“Yesterday was Veteran’s Day,” Riofrio said. “By being here, we honor all of those veterans, undocumented, who have served our country. Many of whom were later rejected, some deported. This is not a new story either. We’ve done that with our African American soldiers, we’ve done that with our Chicano soldiers, we’ve done that with our Asian American soldiers. So, a huge part of what we’re doing here is standing up for a certain set of values.”  

Campos spoke one more time at the end of the gathering. She thanked everyone for their attendance and for sharing their experiences. 

“It really means a lot to see all of you here, to hear everything everyone has to offer, to know there are students, faculty and community members here on campus that are willing to publicly state their support,” Campos said. 

As the proceedings of the Department of Homeland Security v. Regents of the University of California — the case concerning DACA — continue, UndocuTribe will prioritize creating a community of support for those members of the College community whose futures are uncertain because of the case. In summarizing the purpose of the event, Riofrio ended his speech with a pertinent statement. 

“This is a quiet, potent, powerful declaration of who we are as a people,” Riofrio said. “We don’t separate families from children. We don’t disregard the humanity of someone because of legislative decisions. We support one another. We belong.”

“This is a quiet, potent, powerful declaration of who we are as a people,” Riofrio said. “We don’t separate families from children. We don’t disregard the humanity of someone because of legislative decisions.

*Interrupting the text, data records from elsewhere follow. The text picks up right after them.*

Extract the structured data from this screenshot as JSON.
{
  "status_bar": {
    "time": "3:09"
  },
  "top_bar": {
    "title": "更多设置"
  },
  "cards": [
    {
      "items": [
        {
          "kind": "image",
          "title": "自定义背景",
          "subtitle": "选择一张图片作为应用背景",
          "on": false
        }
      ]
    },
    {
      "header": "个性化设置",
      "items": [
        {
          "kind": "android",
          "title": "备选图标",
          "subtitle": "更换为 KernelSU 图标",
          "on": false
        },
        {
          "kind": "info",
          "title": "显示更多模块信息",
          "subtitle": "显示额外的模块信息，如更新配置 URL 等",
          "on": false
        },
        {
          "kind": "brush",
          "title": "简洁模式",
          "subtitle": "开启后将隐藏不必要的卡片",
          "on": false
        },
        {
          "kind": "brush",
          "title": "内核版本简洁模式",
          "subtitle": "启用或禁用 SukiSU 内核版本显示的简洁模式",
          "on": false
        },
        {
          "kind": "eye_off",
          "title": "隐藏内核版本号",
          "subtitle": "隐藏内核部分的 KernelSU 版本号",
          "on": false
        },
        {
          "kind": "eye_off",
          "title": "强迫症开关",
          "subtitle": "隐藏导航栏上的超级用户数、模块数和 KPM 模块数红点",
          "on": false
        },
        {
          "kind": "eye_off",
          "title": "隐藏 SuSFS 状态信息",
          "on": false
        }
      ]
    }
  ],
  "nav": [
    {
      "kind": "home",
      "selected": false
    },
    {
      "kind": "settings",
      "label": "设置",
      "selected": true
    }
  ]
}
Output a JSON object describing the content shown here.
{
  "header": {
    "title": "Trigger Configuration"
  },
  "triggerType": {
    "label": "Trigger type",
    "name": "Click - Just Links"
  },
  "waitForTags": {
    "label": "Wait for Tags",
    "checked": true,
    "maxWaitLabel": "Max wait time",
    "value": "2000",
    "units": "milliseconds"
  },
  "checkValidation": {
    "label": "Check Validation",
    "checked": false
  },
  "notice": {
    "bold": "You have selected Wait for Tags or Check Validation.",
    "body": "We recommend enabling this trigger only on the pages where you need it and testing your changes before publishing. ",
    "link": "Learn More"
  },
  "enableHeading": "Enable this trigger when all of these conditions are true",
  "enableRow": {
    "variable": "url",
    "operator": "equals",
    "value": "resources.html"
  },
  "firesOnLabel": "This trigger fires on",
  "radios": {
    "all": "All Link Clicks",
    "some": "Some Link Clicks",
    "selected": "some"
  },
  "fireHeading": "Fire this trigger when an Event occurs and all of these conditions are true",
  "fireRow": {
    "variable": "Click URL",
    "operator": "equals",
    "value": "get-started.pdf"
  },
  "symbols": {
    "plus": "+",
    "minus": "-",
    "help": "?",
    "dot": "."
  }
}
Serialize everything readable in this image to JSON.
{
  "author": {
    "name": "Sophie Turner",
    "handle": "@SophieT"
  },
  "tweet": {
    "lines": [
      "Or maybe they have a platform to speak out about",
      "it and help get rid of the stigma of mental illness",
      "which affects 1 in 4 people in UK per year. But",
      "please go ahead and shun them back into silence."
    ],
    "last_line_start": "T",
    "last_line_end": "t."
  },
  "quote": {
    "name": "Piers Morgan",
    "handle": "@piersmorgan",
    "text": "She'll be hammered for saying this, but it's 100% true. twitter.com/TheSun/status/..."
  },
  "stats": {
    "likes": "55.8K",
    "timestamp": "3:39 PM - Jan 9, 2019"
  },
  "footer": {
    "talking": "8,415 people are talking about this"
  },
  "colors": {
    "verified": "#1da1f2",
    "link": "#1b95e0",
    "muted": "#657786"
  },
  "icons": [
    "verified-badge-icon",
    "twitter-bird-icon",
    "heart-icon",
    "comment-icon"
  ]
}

We support one another. We belong.”

Correction 11/20/19: This article has been corrected to reflect that a quote from John Riofrio had been previously attributed to Jeaneth Reyes ’20.